The consultancy's global survey of more than 300 large firms showed that their relationship with their lenders is now almost as important as the bank's commodity market expertise, with airlines and large industrial companies putting an increasing premium on access to credit.
The banks that have built out commodities platforms are eager to leverage lending relationships to win high-margin derivatives trades, Greenwich Associates consultant Andrew Awad said in the report.
Some companies, meanwhile, have seen credit lines cut and are adding additional commodities providers that have invested in their platforms and are willing to lend.
The report said the average number of dealers used by major firms in 2011 had risen to 5.0 from 4.7 in the previous year, with airlines, chemical companies and both public and private utilities showing the largest increase in the number of banks they trade through.

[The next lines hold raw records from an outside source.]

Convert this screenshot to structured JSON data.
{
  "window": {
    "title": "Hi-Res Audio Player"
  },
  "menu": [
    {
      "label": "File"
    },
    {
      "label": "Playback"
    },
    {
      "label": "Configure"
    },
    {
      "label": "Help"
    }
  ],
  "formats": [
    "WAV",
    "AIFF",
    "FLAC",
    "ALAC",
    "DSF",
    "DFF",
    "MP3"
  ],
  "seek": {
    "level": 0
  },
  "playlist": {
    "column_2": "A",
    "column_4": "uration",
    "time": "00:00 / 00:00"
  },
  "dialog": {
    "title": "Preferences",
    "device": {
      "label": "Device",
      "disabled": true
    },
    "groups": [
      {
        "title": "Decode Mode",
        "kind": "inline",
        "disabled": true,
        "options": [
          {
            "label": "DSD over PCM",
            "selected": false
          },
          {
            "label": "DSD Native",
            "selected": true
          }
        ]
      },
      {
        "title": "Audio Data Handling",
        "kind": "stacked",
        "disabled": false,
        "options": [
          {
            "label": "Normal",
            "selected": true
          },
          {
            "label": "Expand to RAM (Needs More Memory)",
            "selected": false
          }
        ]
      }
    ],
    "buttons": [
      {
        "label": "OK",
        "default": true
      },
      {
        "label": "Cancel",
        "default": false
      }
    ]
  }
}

But Greenwich warned tighter regulations may force banks to cut back on their commodity offerings or move into more specialized areas in the coming year, reducing competition and possibly restricting the ability of firms to hedge their exposure more than one year out.
Companies might well find that 2011 will represent the high point in terms of banks' pricing, product availability, coverage, and credit provision relating to the OTC commodities derivatives business, Greenwich Associates consultant Woody Canaday said in the report.
As such, companies should be reviewing their own dealer relationships to ensure that they are doing business with the strongest service providers.
The number of companies with hedges lasting one to three years on average fell to 45 percent from 49 percent last year, the survey showed, while the percentage of those placing short-term hedges of just one to three months jumped to 12 percent from 4 percent.
The Greenwich Associates 2012 Energy Commodities Study surveyed 306 individuals at corporations around the world between September and November last year, the report said.
(Reporting By David Sheppard; editing by Jim Marshall)